  2. 1 point
    I feel the same way! We can do this!
  3. 1 point
    Absolutely fantastic post, and I love the jumper from Stanley -- that's how you serve aggressive!
  4. 1 point
    Dear Mr. Vank -- it's fantastic that you landed on the moon... but did you land on time?
  5. 1 point
    Ethan you're the man. Keep studying hard!
  6. 1 point
    You can do it Mady!
  7. 1 point
    Ethan you're the man. Keep studying hard!
  8. 1 point

    Version

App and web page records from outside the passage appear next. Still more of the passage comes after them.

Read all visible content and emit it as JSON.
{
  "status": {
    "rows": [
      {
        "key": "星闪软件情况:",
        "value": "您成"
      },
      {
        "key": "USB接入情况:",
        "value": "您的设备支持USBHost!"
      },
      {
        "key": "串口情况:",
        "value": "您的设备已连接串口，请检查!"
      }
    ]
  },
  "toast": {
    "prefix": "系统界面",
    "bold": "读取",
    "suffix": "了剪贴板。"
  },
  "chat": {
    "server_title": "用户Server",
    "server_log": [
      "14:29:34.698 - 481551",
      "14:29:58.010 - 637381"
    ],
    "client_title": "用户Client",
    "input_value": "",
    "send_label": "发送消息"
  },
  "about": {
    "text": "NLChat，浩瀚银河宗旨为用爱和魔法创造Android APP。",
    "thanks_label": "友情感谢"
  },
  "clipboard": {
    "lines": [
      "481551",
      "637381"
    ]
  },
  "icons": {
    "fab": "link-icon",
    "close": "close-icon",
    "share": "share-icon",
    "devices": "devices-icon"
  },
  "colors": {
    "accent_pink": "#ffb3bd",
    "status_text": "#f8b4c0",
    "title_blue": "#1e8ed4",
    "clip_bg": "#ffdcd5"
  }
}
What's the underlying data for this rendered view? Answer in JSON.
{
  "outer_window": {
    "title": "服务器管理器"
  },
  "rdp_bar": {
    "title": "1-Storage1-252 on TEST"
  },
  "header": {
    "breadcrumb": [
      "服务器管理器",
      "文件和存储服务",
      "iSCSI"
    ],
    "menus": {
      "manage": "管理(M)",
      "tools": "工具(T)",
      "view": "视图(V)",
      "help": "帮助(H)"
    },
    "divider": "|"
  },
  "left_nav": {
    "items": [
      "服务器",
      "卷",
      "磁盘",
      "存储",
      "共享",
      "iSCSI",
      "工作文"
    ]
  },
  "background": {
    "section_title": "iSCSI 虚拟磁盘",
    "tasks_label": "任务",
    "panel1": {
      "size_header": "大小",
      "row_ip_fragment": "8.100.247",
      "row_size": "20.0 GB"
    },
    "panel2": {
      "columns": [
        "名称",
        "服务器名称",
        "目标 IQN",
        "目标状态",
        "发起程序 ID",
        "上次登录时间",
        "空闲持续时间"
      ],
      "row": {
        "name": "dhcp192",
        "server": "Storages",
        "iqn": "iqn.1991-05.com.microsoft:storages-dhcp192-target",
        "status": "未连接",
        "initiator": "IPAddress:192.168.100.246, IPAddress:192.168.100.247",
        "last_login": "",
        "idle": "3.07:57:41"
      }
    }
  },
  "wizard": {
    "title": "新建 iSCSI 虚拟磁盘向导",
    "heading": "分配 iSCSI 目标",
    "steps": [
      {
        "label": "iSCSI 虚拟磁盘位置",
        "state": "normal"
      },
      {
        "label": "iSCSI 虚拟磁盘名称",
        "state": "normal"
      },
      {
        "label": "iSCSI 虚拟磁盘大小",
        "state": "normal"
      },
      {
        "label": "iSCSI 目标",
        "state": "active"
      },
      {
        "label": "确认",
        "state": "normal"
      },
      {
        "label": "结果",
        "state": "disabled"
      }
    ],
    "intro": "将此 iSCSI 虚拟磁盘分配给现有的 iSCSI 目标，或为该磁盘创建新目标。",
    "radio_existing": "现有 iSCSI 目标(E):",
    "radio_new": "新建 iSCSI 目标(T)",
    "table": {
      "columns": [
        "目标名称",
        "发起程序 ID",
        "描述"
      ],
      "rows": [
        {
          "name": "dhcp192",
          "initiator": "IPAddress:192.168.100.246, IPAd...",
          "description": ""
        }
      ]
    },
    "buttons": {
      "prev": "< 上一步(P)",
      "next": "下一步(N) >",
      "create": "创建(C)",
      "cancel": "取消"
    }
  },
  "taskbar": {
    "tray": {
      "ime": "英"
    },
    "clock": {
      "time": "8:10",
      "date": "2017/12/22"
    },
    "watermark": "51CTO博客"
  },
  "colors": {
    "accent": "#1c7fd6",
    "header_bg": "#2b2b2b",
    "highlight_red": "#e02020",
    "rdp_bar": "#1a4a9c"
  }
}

    Honors Physics Essentials is an easy-to-read guide to algebra-based introductory physics, featuring more than 500 worked-out problems with full solutions and covering topics such as: kinematics, dynamics, momentum, impulse, gravity, uniform circular motion, rotational kinematics, work, energy, power, electrostatics, circuits, magnetism, microelectronics, waves, sound, optics, thermal physics, fluids, and modern physics. This book is designed to assist beginning physics students in their high school and introductory college physics courses as an invaluable supplemental resource in class as well as a review guide for standardized physics assessments such as the SAT Subject Test in Physics, PRAXIS Physics, and CST Physics exams. Honors Physics Essentials is integrated with the APlusPhysics.com website, which includes online question and answer forums, videos, animations, and supplemental problems to help you master the essential concepts of physics. Praise for Honors Physics Essentials: "This book is thorough and entertaining. The physics concepts are explained clearly enough for anyone to understand." -- Jeff, Physics Teacher. "If you are looking for an SAT Physics review book, or a review book for any non-calculus physics test, I'd recommend the Honors Physics Esssentials book. The charts and illustrations helped me organize key information, and I felt like I understood the concepts behind every question on the test." -- Nick, High School Physics Student. "I highly recommend this book to anyone who is having a hard time with entry level college physics. Quite frankly, I wish my school would adopt this book as our official text." -- Missy, College Physics Student. This is a license for a digital download of the PDF version for use by one person only on up to five electronic devices. This document may not be re-distributed, re-sold, or licensed to any other user.

    $9.99

Terms of Use

The pages of APlusPhysics.com, Physics in Action podcasts, and other online media at this site are made available as a service to physics students, instructors, and others. Their use is encouraged and is free of charge. Teachers who wish to use materials either in a classroom demonstration format or as part of an interactive activity/lesson are granted permission (and encouraged) to do so. Linking to information on this site is allowed and encouraged, but content from APlusPhysics may not be made available elsewhere on the Internet without the author's written permission.

Copyright Notice

APlusPhysics.com, Silly Beagle Productions and Physics In Action materials are copyright protected and the author restricts their use to online usage through a live internet connection. Any downloading of files to other storage devices (hard drives, web servers, school servers, CDs, etc.) with the exception of Physics In Action podcast episodes is prohibited. The use of images, text and animations in other projects (including non-profit endeavors) is also prohibited. Requests for permission to use such material on other projects may be submitted in writing to info@aplusphysics.com. Licensing of the content of APlusPhysics.com for other uses may be considered in the future.

×